For now, Mayor Brown is promising to stick by his pledge to secure funding for the plan, which will be added to the $47 million the city already spends each year on drug treatment.
"[The mayor] knows that many of the city's problems, such as crime and homelessness, are exacerbated by substance abuse and the lack of services," says the mayor's spokesman, P.J. Johnston.
The potential payoff is high, according to a 1996 study by the US Department of Health and Human Services that tracked substance abusers one year after treatment. Drug sales and violent crime dropped by 78 percent; heroin, cocaine, and crack use was cut in half, the study found.
"Substance-abuse treatment works consistently, demonstrably, and graphically," says Mr. Mactas. "The last thing you want from a public-health, economic, or humanistic point of view is to turn away an addict that's ready for treatment."
Not the government's job
Some are skeptical and say that other projects are more deserving of long-term funding. "It's a noble idea but financially risky," says state Sen. Quentin Kopp (I), noting that treating substance abuse shouldn't be the government's responsibility. "The city doesn't possess $20 million for a new purpose."
Others caution that treatment on demand won't work unless the assistance is tailored to meet different needs.

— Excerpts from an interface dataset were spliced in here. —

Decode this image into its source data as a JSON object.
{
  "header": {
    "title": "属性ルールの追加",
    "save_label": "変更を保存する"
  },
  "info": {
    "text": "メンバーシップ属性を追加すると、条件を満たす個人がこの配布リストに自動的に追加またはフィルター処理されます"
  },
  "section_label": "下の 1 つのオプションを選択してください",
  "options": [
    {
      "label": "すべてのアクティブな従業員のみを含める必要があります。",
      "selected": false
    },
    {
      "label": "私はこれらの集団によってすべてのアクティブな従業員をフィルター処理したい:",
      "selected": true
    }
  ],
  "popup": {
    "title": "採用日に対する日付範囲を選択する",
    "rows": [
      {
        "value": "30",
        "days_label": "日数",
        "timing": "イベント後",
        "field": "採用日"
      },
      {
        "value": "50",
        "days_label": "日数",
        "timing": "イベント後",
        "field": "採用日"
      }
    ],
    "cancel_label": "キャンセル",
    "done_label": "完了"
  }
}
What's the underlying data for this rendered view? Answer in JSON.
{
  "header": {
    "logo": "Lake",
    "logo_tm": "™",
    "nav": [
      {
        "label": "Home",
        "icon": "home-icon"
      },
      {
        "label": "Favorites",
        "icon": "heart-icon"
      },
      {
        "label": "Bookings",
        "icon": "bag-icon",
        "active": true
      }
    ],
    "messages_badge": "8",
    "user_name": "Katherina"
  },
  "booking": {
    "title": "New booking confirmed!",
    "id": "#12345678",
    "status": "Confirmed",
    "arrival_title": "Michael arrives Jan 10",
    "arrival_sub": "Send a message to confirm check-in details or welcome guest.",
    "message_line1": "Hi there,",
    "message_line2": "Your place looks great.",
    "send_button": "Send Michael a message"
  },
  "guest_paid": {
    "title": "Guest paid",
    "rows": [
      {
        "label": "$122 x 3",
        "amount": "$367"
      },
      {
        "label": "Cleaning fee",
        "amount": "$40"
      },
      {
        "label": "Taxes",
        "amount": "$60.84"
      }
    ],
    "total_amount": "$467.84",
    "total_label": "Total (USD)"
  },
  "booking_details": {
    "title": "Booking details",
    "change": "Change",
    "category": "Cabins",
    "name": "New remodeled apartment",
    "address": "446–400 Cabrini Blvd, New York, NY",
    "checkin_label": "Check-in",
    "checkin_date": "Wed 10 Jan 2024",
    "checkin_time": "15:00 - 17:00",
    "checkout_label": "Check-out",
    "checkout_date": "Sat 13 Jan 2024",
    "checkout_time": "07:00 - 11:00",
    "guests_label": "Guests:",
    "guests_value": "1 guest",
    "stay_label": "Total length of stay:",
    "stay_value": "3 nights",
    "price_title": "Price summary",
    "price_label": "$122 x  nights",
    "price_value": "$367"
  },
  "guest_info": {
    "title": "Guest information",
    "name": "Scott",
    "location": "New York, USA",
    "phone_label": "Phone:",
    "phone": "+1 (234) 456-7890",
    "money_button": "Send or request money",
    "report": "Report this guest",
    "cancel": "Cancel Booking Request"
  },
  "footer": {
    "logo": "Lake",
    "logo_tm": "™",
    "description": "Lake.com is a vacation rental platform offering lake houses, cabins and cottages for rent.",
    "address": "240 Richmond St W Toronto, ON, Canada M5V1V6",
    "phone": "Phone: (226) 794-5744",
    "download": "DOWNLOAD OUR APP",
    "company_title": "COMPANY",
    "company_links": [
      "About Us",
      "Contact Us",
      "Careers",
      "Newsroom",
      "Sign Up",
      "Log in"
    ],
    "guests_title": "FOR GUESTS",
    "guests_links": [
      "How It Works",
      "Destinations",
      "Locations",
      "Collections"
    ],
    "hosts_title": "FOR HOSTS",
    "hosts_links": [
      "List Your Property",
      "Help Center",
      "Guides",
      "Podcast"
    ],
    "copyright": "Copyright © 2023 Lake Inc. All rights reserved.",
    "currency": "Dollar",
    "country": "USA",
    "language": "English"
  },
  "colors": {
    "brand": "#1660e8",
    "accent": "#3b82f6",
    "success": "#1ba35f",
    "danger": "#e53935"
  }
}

Supporters like Mactas and Herbert Kleber, executive vice president of the National Center on Addiction and Substance Abuse at Columbia University in New York, want a scientific evaluation built into the program and the city to consult with federal agencies.
"Too often, substance-abuse treatment is an accident of what door you knock on," says Dr. Kleber. "San Francisco runs the risk of its much-needed money being spent on a revolving door of repeated, short-term detoxification or other interventions."
Sandra Stewart agrees. "Treatment on demand is a wonderful idea, but it will take a lot of work to get off the ground," she says. "They need to build the structure from the client up; listen to what former and current clients say they need. They're the consumer. I don't care how messed up addicts are - they know what they need best."